Activity - When you copy the records that follow, please keep every word exactly as it is and leave out the pictures.

+++ Working data +++

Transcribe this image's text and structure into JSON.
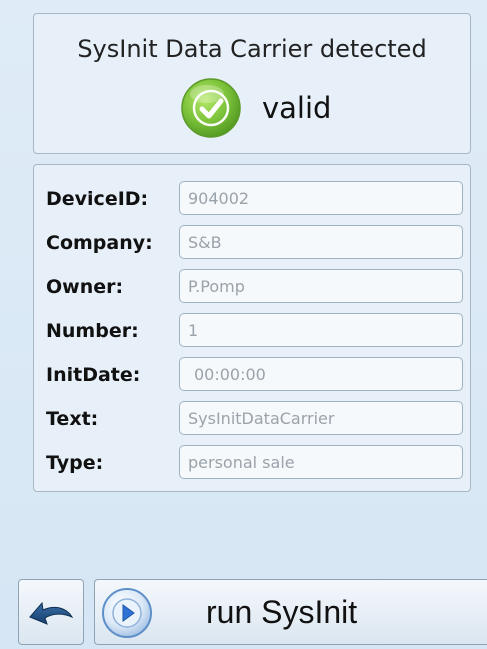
{
  "header": {
    "title": "SysInit Data Carrier detected",
    "status_icon": "check-icon",
    "status_text": "valid",
    "status_color": "#7cc23a"
  },
  "fields": [
    {
      "label": "DeviceID:",
      "value": "904002"
    },
    {
      "label": "Company:",
      "value": "S&B"
    },
    {
      "label": "Owner:",
      "value": "P.Pomp"
    },
    {
      "label": "Number:",
      "value": "1"
    },
    {
      "label": "InitDate:",
      "value": "00:00:00"
    },
    {
      "label": "Text:",
      "value": "SysInitDataCarrier"
    },
    {
      "label": "Type:",
      "value": "personal sale"
    }
  ],
  "footer": {
    "back_icon": "back-arrow-icon",
    "run_icon": "play-icon",
    "run_label": "run SysInit"
  },
  "colors": {
    "background": "#dbe9f5",
    "panel": "#e7f0f9",
    "input_text": "#9aa2aa",
    "accent_blue": "#2f72d6"
  }
}
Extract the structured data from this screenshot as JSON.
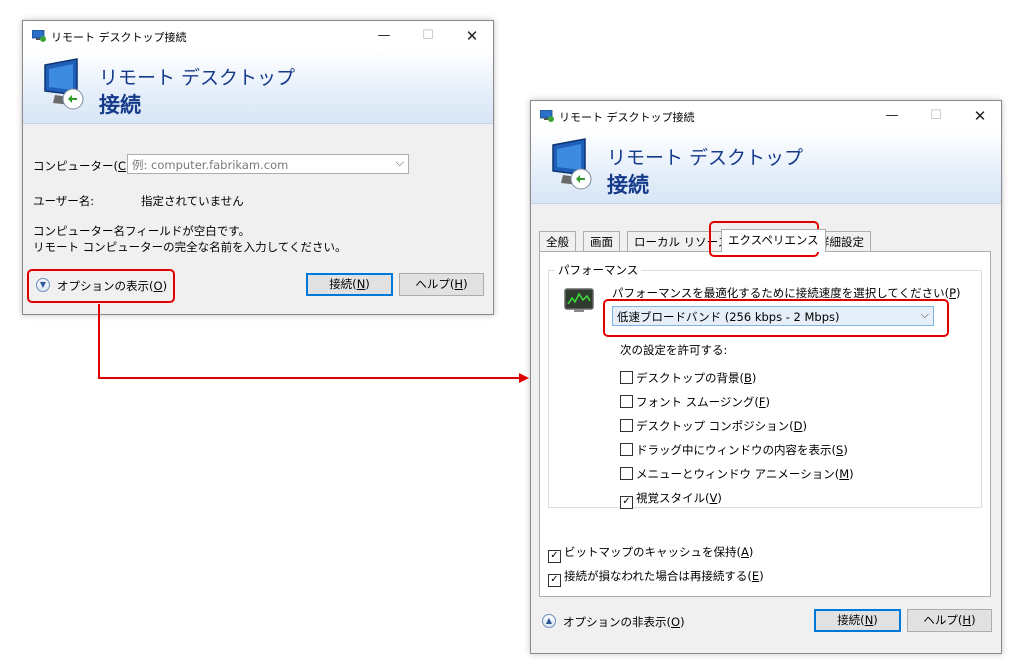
{
  "window1": {
    "title": "リモート デスクトップ接続",
    "banner_line1": "リモート デスクトップ",
    "banner_line2": "接続",
    "computer_label_prefix": "コンピューター(",
    "computer_label_key": "C",
    "computer_label_suffix": "):",
    "computer_placeholder": "例: computer.fabrikam.com",
    "username_label": "ユーザー名:",
    "username_value": "指定されていません",
    "message_line1": "コンピューター名フィールドが空白です。",
    "message_line2": "リモート コンピューターの完全な名前を入力してください。",
    "show_options_prefix": "オプションの表示(",
    "show_options_key": "O",
    "show_options_suffix": ")",
    "connect_prefix": "接続(",
    "connect_key": "N",
    "connect_suffix": ")",
    "help_prefix": "ヘルプ(",
    "help_key": "H",
    "help_suffix": ")"
  },
  "window2": {
    "title": "リモート デスクトップ接続",
    "banner_line1": "リモート デスクトップ",
    "banner_line2": "接続",
    "tabs": [
      "全般",
      "画面",
      "ローカル リソース",
      "エクスペリエンス",
      "詳細設定"
    ],
    "active_tab": "エクスペリエンス",
    "performance_group": "パフォーマンス",
    "speed_label_prefix": "パフォーマンスを最適化するために接続速度を選択してください(",
    "speed_label_key": "P",
    "speed_label_suffix": ")",
    "speed_value": "低速ブロードバンド (256 kbps - 2 Mbps)",
    "allow_label": "次の設定を許可する:",
    "checkboxes": [
      {
        "prefix": "デスクトップの背景(",
        "key": "B",
        "suffix": ")",
        "checked": false
      },
      {
        "prefix": "フォント スムージング(",
        "key": "F",
        "suffix": ")",
        "checked": false
      },
      {
        "prefix": "デスクトップ コンポジション(",
        "key": "D",
        "suffix": ")",
        "checked": false
      },
      {
        "prefix": "ドラッグ中にウィンドウの内容を表示(",
        "key": "S",
        "suffix": ")",
        "checked": false
      },
      {
        "prefix": "メニューとウィンドウ アニメーション(",
        "key": "M",
        "suffix": ")",
        "checked": false
      },
      {
        "prefix": "視覚スタイル(",
        "key": "V",
        "suffix": ")",
        "checked": true
      }
    ],
    "bitmap_cache": {
      "prefix": "ビットマップのキャッシュを保持(",
      "key": "A",
      "suffix": ")",
      "checked": true
    },
    "reconnect": {
      "prefix": "接続が損なわれた場合は再接続する(",
      "key": "E",
      "suffix": ")",
      "checked": true
    },
    "hide_options_prefix": "オプションの非表示(",
    "hide_options_key": "O",
    "hide_options_suffix": ")",
    "connect_prefix": "接続(",
    "connect_key": "N",
    "connect_suffix": ")",
    "help_prefix": "ヘルプ(",
    "help_key": "H",
    "help_suffix": ")"
  },
  "colors": {
    "highlight": "#e00000",
    "banner_text": "#153a8a",
    "focus_border": "#0078d7"
  },
  "window_controls": {
    "minimize": "—",
    "maximize": "☐",
    "close": "✕"
  },
  "check_mark": "✓",
  "dropdown_arrow": "⌵",
  "expand_glyph": "▼",
  "collapse_glyph": "▲"
}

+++

Task answer -
Transcribe this image's text and structure into JSON.
{
  "header": {
    "title": "SysInit Data Carrier detected",
    "status_icon": "check-icon",
    "status_text": "valid",
    "status_color": "#7cc23a"
  },
  "fields": [
    {
      "label": "DeviceID:",
      "value": "904002"
    },
    {
      "label": "Company:",
      "value": "S&B"
    },
    {
      "label": "Owner:",
      "value": "P.Pomp"
    },
    {
      "label": "Number:",
      "value": "1"
    },
    {
      "label": "InitDate:",
      "value": "00:00:00"
    },
    {
      "label": "Text:",
      "value": "SysInitDataCarrier"
    },
    {
      "label": "Type:",
      "value": "personal sale"
    }
  ],
  "footer": {
    "back_icon": "back-arrow-icon",
    "run_icon": "play-icon",
    "run_label": "run SysInit"
  },
  "colors": {
    "background": "#dbe9f5",
    "panel": "#e7f0f9",
    "input_text": "#9aa2aa",
    "accent_blue": "#2f72d6"
  }
}
Extract the structured data from this screenshot as JSON.
{
  "window1": {
    "title": "リモート デスクトップ接続",
    "banner_line1": "リモート デスクトップ",
    "banner_line2": "接続",
    "computer_label_prefix": "コンピューター(",
    "computer_label_key": "C",
    "computer_label_suffix": "):",
    "computer_placeholder": "例: computer.fabrikam.com",
    "username_label": "ユーザー名:",
    "username_value": "指定されていません",
    "message_line1": "コンピューター名フィールドが空白です。",
    "message_line2": "リモート コンピューターの完全な名前を入力してください。",
    "show_options_prefix": "オプションの表示(",
    "show_options_key": "O",
    "show_options_suffix": ")",
    "connect_prefix": "接続(",
    "connect_key": "N",
    "connect_suffix": ")",
    "help_prefix": "ヘルプ(",
    "help_key": "H",
    "help_suffix": ")"
  },
  "window2": {
    "title": "リモート デスクトップ接続",
    "banner_line1": "リモート デスクトップ",
    "banner_line2": "接続",
    "tabs": [
      "全般",
      "画面",
      "ローカル リソース",
      "エクスペリエンス",
      "詳細設定"
    ],
    "active_tab": "エクスペリエンス",
    "performance_group": "パフォーマンス",
    "speed_label_prefix": "パフォーマンスを最適化するために接続速度を選択してください(",
    "speed_label_key": "P",
    "speed_label_suffix": ")",
    "speed_value": "低速ブロードバンド (256 kbps - 2 Mbps)",
    "allow_label": "次の設定を許可する:",
    "checkboxes": [
      {
        "prefix": "デスクトップの背景(",
        "key": "B",
        "suffix": ")",
        "checked": false
      },
      {
        "prefix": "フォント スムージング(",
        "key": "F",
        "suffix": ")",
        "checked": false
      },
      {
        "prefix": "デスクトップ コンポジション(",
        "key": "D",
        "suffix": ")",
        "checked": false
      },
      {
        "prefix": "ドラッグ中にウィンドウの内容を表示(",
        "key": "S",
        "suffix": ")",
        "checked": false
      },
      {
        "prefix": "メニューとウィンドウ アニメーション(",
        "key": "M",
        "suffix": ")",
        "checked": false
      },
      {
        "prefix": "視覚スタイル(",
        "key": "V",
        "suffix": ")",
        "checked": true
      }
    ],
    "bitmap_cache": {
      "prefix": "ビットマップのキャッシュを保持(",
      "key": "A",
      "suffix": ")",
      "checked": true
    },
    "reconnect": {
      "prefix": "接続が損なわれた場合は再接続する(",
      "key": "E",
      "suffix": ")",
      "checked": true
    },
    "hide_options_prefix": "オプションの非表示(",
    "hide_options_key": "O",
    "hide_options_suffix": ")",
    "connect_prefix": "接続(",
    "connect_key": "N",
    "connect_suffix": ")",
    "help_prefix": "ヘルプ(",
    "help_key": "H",
    "help_suffix": ")"
  },
  "colors": {
    "highlight": "#e00000",
    "banner_text": "#153a8a",
    "focus_border": "#0078d7"
  },
  "window_controls": {
    "minimize": "—",
    "maximize": "☐",
    "close": "✕"
  },
  "check_mark": "✓",
  "dropdown_arrow": "⌵",
  "expand_glyph": "▼",
  "collapse_glyph": "▲"
}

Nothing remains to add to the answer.